After several rounds of model distillation and performance optimizations, we obtained a production-ready model with the desired relevance and performance characteristics. To help make the final ship decision, we conducted side-by-side evaluations where judges were shown summaries from our previous model and the Turing NLR-based model in random order and asked them which summary they preferred. In a side-by-side experiment conducted on more than 150 documents with 5 judges per document, we found that judges preferred Turing NLR based summaries 63% of the time, while they preferred summaries from our previous model only 22% of the time (there was no preference in 15% of the cases). These results were statistically significant. Based on all our evaluations, we shipped the Turing NLR-based models for the Inside Look feature early in 2020.

Qualitatively, summaries from the new model tend to be shorter, more focused, and more readable. For example, the figure below shows two summaries for the same technical document. The one on the left was generated by our earlier model, while the one on right is generated by our Turing NLR-based model. The summary from the earlier model starts with some disclaimer information and then moves to specific details about the topic in question without introducing the topic. The summary from the Turing NLR-based model introduces the main topic (Analysis Services) in the first sentence and provides the goal of the article in the second sentence. It is much more readable than the summary from our earlier model.

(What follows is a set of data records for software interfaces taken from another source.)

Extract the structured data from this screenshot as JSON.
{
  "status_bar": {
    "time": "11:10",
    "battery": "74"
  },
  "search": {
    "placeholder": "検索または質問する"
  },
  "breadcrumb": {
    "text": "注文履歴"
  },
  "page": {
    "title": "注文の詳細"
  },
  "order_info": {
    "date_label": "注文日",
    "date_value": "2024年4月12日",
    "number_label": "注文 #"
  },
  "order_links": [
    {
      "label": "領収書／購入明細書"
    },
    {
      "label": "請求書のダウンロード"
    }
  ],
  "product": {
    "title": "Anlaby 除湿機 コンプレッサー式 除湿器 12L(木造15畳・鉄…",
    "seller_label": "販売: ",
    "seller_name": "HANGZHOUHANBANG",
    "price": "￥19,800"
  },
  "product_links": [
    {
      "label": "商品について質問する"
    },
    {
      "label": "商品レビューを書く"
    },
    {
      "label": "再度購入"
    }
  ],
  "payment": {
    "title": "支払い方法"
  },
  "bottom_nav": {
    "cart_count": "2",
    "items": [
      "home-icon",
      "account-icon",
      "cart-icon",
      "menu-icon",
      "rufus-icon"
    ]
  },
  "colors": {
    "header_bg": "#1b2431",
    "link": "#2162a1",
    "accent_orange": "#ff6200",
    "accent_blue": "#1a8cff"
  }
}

Earlier model Turing NLR-based model
Example One Before Example One After

Similarly, the figure below shows summaries generated by the two models for a government document. The summary from our earlier model jumps quickly between topics and mentions VAWA without defining it. The Turing NLR-based summary is more focused and first defines the main topic, VAWA, along with its acronym expansion. It then provides some elaboration on the topic.

Earlier model Turing NLR-based model
Example Two Before Example Two After

We are excited to see how the Inside Look feature helps people save time and get to the information they need quickly. Going forward, we plan to expand our use of AI at Scale (opens in new tab) to continue improving summary quality for Inside Look.


[1] (opens in new tab) Kan et al. (2002) Using the Annotated Bibliography as a Resource for Indicative Summarization (opens in new tab)

[2] (opens in new tab) Burges (2010) From RankNet to LambdaRank to LambdaMART: An Overview (opens in new tab)

[3] (opens in new tab) Jha et al. (2020) Artemis: A Novel Annotation Methodology for Single Document Indicative Summarization (opens in new tab)

[4] (opens in new tab) Liu and Lapata (2019) Text Summarization with Pretrained Encoders (opens in new tab)